Prince Henry the Navigator
Upon first look at his name, it would make sense to assume that Prince Henry the Navigator of Portugal earned his name through voyages and exploration. That, however, is not the case, although many still ascribe the term “Navigator” to him in writings. He derived his name from the many voyages that he sponsored to the New World and beyond.
Henry was born in March of 1394 to King John I and Philippa of Lancaster in Porto, a city in Portugal. In 1420, Henry was made the leader of a religious group in Portugal known as the Order of Christ. With much of the money that came in to support this group, Henry was able to fund explorations that took place across the Atlantic sea and down the West Coast of Africa. Henry was attracted by the potential riches that he could find on the continent, specifically the amounts of gold and the enslaved people that he could acquire for Portugal, hoping to bring wealth to his country. He also wanted to build up the number of Christian allies he had, improve his knowledge of geography, and find a sea route to Asia.

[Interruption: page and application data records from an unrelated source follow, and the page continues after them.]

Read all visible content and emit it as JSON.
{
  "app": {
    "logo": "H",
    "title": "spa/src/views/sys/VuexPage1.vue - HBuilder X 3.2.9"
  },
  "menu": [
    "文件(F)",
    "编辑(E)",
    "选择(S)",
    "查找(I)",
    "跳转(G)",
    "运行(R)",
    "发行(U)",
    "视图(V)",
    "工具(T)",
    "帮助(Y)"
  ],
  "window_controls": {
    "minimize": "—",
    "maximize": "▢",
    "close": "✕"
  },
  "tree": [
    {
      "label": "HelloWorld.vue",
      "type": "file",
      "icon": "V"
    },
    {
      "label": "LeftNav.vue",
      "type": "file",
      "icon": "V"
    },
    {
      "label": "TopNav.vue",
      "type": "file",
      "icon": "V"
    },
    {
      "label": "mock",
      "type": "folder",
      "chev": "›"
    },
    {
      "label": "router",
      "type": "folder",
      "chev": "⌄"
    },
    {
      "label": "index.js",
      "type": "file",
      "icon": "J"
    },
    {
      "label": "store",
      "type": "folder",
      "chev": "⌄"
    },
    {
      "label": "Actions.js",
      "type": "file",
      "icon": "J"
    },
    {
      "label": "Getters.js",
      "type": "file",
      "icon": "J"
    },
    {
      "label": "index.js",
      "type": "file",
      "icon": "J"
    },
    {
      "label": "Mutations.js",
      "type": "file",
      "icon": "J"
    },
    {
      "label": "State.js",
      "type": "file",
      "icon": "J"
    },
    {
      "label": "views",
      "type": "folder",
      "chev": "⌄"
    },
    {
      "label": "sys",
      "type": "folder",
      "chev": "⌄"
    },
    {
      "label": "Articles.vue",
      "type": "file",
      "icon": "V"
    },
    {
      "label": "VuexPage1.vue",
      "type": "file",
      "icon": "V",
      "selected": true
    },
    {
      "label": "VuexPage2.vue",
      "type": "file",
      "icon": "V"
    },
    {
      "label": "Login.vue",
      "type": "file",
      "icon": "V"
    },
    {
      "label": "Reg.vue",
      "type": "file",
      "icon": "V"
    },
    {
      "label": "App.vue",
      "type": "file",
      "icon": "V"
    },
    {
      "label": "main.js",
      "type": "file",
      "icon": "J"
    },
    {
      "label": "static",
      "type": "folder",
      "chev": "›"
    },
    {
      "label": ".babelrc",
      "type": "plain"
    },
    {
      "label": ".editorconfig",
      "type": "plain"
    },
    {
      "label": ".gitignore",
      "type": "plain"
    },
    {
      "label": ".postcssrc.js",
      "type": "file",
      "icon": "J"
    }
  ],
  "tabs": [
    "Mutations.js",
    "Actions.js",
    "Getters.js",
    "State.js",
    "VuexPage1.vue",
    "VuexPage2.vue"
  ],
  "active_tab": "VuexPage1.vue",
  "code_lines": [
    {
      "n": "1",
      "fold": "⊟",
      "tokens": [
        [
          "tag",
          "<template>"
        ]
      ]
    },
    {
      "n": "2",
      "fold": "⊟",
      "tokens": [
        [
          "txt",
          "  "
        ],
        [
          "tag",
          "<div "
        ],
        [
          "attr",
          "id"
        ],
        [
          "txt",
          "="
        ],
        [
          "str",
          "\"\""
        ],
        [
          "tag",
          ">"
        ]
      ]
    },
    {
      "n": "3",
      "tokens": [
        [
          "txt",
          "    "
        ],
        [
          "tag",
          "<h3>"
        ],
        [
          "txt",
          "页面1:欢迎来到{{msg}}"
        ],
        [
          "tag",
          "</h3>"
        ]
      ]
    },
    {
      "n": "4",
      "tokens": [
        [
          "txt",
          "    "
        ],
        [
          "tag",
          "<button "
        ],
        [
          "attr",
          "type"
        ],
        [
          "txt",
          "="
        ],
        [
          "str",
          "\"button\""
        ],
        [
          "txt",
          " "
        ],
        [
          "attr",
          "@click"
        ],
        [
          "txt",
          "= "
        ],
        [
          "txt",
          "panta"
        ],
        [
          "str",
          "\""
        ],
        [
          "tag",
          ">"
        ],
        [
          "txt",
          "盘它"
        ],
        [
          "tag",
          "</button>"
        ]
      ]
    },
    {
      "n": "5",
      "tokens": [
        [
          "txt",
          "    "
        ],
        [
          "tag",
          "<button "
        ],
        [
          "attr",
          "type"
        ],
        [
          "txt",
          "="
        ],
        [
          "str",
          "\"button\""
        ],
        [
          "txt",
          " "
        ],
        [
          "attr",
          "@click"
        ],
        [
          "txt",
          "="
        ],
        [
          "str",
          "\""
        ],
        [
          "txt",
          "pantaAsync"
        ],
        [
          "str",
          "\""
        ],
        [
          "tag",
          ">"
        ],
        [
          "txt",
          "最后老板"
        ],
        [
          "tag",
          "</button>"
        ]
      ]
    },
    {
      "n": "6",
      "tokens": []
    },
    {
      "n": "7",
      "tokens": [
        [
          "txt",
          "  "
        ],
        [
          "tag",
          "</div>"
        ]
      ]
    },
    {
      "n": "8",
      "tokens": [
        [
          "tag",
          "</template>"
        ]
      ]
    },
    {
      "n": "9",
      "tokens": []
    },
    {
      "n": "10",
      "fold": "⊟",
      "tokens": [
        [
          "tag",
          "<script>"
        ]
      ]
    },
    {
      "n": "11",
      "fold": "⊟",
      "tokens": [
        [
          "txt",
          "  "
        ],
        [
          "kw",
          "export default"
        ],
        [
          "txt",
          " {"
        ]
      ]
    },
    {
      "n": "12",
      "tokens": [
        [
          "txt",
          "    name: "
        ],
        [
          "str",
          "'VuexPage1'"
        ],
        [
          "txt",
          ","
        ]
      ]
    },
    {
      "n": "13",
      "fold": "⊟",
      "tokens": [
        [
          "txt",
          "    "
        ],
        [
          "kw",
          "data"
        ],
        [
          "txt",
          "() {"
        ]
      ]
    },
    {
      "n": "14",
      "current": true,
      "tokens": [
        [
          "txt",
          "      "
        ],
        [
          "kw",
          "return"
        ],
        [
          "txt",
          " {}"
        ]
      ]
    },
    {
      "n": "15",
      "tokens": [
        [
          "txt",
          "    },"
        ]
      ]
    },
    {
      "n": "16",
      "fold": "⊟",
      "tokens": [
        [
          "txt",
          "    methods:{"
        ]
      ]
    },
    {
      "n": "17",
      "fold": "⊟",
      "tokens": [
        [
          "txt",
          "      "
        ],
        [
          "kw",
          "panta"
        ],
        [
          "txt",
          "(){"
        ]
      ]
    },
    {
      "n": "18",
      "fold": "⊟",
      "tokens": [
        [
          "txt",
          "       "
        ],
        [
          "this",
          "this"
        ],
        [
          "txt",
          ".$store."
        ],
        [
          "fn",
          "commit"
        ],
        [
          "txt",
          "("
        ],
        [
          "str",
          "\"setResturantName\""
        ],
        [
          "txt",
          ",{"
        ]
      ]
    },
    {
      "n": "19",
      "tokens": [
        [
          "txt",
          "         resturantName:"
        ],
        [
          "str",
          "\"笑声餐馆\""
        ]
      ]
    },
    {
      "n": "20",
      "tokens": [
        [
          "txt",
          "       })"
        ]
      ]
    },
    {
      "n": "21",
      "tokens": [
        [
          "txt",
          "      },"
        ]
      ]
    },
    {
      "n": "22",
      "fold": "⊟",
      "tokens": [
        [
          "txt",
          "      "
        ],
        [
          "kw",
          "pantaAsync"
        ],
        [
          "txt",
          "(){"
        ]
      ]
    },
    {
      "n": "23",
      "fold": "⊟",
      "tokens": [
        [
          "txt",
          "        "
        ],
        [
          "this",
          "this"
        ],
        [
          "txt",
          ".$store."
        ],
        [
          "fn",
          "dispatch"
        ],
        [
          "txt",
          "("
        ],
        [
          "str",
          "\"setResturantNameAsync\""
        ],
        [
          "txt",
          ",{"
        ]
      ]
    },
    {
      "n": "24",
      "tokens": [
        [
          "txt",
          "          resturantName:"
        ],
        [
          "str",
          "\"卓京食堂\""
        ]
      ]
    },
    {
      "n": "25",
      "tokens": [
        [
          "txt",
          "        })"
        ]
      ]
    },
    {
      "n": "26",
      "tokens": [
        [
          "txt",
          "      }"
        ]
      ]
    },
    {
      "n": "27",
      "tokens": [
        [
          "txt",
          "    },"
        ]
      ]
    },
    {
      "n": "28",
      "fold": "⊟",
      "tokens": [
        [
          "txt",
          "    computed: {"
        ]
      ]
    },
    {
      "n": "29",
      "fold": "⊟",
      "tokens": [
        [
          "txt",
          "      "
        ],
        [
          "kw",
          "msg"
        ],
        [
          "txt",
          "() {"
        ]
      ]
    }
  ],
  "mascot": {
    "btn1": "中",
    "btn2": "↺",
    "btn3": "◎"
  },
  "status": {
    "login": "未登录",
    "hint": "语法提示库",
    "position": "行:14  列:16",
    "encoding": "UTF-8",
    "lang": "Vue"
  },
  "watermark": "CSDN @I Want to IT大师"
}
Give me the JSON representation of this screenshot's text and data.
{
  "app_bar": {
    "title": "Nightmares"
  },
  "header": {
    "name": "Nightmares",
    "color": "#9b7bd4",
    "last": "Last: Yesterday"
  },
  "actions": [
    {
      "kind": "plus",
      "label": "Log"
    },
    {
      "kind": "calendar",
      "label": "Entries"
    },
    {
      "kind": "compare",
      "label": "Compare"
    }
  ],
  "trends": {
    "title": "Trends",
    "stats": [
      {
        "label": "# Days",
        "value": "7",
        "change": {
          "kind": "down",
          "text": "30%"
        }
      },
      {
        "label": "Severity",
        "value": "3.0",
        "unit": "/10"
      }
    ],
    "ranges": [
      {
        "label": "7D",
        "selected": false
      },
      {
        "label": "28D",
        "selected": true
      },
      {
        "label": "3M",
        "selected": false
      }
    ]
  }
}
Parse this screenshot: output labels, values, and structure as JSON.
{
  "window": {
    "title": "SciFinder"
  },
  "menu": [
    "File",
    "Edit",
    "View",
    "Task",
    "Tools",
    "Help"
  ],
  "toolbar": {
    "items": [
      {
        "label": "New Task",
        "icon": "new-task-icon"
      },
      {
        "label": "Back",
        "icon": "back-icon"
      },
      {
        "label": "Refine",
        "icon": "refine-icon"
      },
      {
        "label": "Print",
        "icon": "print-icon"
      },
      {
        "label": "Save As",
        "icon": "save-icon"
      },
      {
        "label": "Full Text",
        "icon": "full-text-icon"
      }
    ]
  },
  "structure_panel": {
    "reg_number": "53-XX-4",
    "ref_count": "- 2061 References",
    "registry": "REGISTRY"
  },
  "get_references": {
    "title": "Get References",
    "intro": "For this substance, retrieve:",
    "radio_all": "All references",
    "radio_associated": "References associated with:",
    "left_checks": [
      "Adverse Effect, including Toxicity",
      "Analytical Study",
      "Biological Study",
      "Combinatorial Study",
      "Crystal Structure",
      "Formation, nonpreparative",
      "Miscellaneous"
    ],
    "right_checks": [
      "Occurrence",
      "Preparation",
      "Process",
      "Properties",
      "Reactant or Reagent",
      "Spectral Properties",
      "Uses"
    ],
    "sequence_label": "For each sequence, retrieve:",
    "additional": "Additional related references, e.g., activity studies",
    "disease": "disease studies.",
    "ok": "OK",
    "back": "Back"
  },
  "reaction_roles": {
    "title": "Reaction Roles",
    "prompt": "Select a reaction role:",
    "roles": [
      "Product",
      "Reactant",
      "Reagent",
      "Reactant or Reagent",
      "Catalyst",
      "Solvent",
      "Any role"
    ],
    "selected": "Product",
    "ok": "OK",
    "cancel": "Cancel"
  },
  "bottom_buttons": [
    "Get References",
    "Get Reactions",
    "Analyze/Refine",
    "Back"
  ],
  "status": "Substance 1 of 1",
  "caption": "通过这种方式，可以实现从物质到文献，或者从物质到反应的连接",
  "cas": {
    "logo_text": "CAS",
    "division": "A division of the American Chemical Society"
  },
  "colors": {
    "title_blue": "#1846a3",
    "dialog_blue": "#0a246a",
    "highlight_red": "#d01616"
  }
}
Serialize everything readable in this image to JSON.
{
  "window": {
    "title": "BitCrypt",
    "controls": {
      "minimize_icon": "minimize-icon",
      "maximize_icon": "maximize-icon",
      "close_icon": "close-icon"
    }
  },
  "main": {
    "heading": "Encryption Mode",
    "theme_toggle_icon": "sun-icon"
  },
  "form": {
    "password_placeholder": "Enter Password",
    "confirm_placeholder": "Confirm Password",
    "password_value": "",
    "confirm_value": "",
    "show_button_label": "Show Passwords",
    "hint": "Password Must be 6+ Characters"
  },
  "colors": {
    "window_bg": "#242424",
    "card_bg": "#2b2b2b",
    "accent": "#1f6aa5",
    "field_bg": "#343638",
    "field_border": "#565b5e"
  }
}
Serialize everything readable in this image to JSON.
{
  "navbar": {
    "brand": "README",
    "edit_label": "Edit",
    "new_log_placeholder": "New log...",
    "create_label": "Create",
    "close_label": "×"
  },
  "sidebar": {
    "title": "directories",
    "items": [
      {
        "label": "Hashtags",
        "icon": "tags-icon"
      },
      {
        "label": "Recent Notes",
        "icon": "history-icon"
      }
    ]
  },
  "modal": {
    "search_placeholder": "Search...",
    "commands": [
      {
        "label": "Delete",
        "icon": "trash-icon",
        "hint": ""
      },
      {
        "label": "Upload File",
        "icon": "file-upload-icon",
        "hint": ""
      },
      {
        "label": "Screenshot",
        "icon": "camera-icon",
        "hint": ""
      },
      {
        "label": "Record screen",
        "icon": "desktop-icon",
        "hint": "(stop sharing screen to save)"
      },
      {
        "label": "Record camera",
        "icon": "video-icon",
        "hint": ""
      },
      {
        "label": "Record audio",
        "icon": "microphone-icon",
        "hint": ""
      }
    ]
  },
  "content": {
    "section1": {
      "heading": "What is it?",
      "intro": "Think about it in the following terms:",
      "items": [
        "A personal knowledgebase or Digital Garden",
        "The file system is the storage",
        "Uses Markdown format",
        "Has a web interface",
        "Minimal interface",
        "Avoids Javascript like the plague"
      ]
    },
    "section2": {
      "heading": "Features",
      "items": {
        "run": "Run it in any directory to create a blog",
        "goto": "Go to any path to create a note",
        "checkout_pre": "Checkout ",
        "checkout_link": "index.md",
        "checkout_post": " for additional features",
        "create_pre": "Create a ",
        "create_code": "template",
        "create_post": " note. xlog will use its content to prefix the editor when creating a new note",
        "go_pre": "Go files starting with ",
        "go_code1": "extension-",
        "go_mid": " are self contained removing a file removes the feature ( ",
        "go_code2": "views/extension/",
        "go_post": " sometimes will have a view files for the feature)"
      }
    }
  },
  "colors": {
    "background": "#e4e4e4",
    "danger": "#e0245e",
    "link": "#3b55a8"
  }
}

Prince Henry is also remembered for two important contributions to the fate of Portuguese exploration: Around 1418, he opened the first school for oceanic navigation, where students could learn about map-making, scientific practices, astrology, and more skills that would aid them in their journey down the west coast of Africa. The second was his founding of the Transatlantic slave trade. Two of his captains, Antam Gonclaves and Nuno Tristao, had ventured to Cape Bianco in what is now Tunisia. The two men were the first Europeans to buy enslaved Africans several Africans and brought them back to Europe. It began with twelve kidnapped men and women the first year, and then many more in the following years as the slave trade grew in size, influence, and power. Henry was in power and oversaw these voyages actively until his death in 1460.